March 4, 2016

Will a game with 51:49 odds still show some randomness? YES, definitely, and a lot of it, even if it has a positive expected value. The same goes for a 52:48 game, there would still remain a lot of randomness. It might not matter much how the data might be distributed, it would still be mostly random-like.

Does the classification of a quasi-random game require a Gaussian distribution? NO, not at all. It could be any other type of distribution with or without fat tails.

A 52:48 game has an expected value of 0.52*$1.0 - 0.48*$1.0 = $0.04 per dollar played. Such a game is won simply by betting all the time on the built-in positive edge. In such a scenario, what comes to matter most is not the distribution but the bet size and the number of plays: n*(0.52*10000 - 0.48*10000) = n*400. Your expected cumulative gain grows linearly. If your bet size is too big compared to your stake, you will find that variance alone can cripple your play.

Whereas for a 48:52 game, we get: 0.48*$1.0 - 0.52*$1.0 = - $0.04 per dollar played. The kind of game offered by casinos. No one should wonder why the house wins.

On average, US stocks have had a long-term 8-10% CAGR, dividends included. A 10% CAGR translates to 0.00038462 (0.038%) per trading day, on average. On a $100 stock, that is an expected move of $0.0385 for the day and $10.00 for the year.

If only 4¢ of a $100 stock can be explained by its average expected secular trend, then where does all the rest of the price movement come from? Take a stochastic representation of price movement: dp = µdt + σdW. The µdt part is 4¢ a day. The σdW part is the random-like stuff.

How much randomness is there? Technically, as much as you can't predict. If you could predict the random-like part with some accuracy, you could do wonders playing the game.

And since you cannot predict with much accuracy, then ensues plenty of randomness. Much more noise than most would want to admit. And a lot less trading "skills" than some like to advertise.

Is a bet that your next flip of a fair coin is head a prediction? Or is it simply just a guess, a bet based on assumptions gathered from the probabilities of having observed millions of tosses of the same coin? Is it still a bet if you always bet the same? How about if you throw in outliers, gaps and black swan events which will distort your distribution, doesn't the picture change?
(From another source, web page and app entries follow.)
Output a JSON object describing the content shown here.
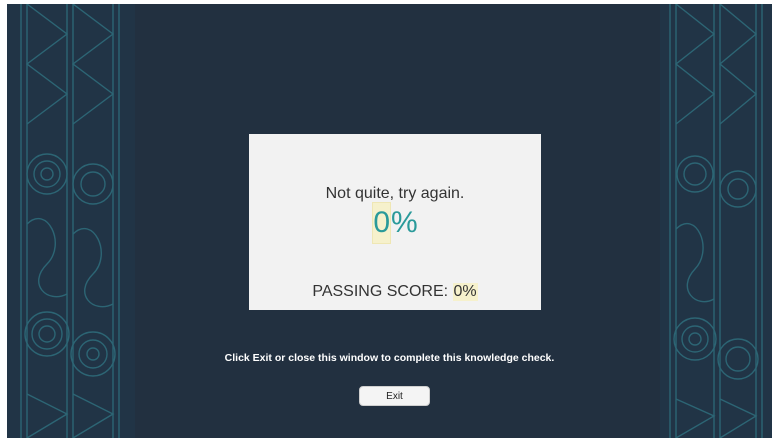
{
  "result": {
    "message": "Not quite, try again.",
    "score_number": "0",
    "score_unit": "%",
    "passing_label": "PASSING SCORE: ",
    "passing_value": "0%"
  },
  "instruction": "Click Exit or close this window to complete this knowledge check.",
  "exit_label": "Exit",
  "colors": {
    "stage_background": "#223040",
    "border_pattern": "#2f6e7d",
    "card_background": "#f2f2f2",
    "score_color": "#2a9a9a",
    "highlight": "#f6f1cc"
  },
  "icons": {
    "border_pattern": "maori-kowhaiwhai-pattern-icon"
  }
}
What if the bias really is 52:48 in your favor to start with? What should be your trading strategy? The answer seems easy: one should continuously attempt to trade on the positive bias side. You could win by default just by playing often, with no regard to the underlying distribution since you know the game is biased in your favor.

When you design a short-term trading strategy, fundamentals won't come that much to your rescue, except in the stock selection process. Even then, initially, in the short term, you will have to make a bet, but don't think that you can say: in all probability, this stock will do so and so, when in fact, whatever reason you might say might just be coincidental.

The only way to show otherwise is for your system to generate thousands of trades based on your trading principles. A long-term simulation based on your trading rules should easily demonstrate this at the portfolio level, thereby showing the value of your trading methods.

Otherwise, whatever you put out, whatever "opinion" you may express without some kind of evidence to substantiate your claims, I will take it with a very large grain of salt and might even go as far as to challenge your numbers or your methodology.

Note, however, that if I see really great numbers, they don't need to be high, I will be the first to congratulate you on your achievement, and if your trading methods are sufficiently interesting, I will also try to design a similar trading strategy based on the same trading principles in order to extract its core components for my own use.

See recent articles, especially the trading strategy experiment series. It might give you some ideas.

Created... March 4, 2016, © Guy R. Fleury. All rights reserved.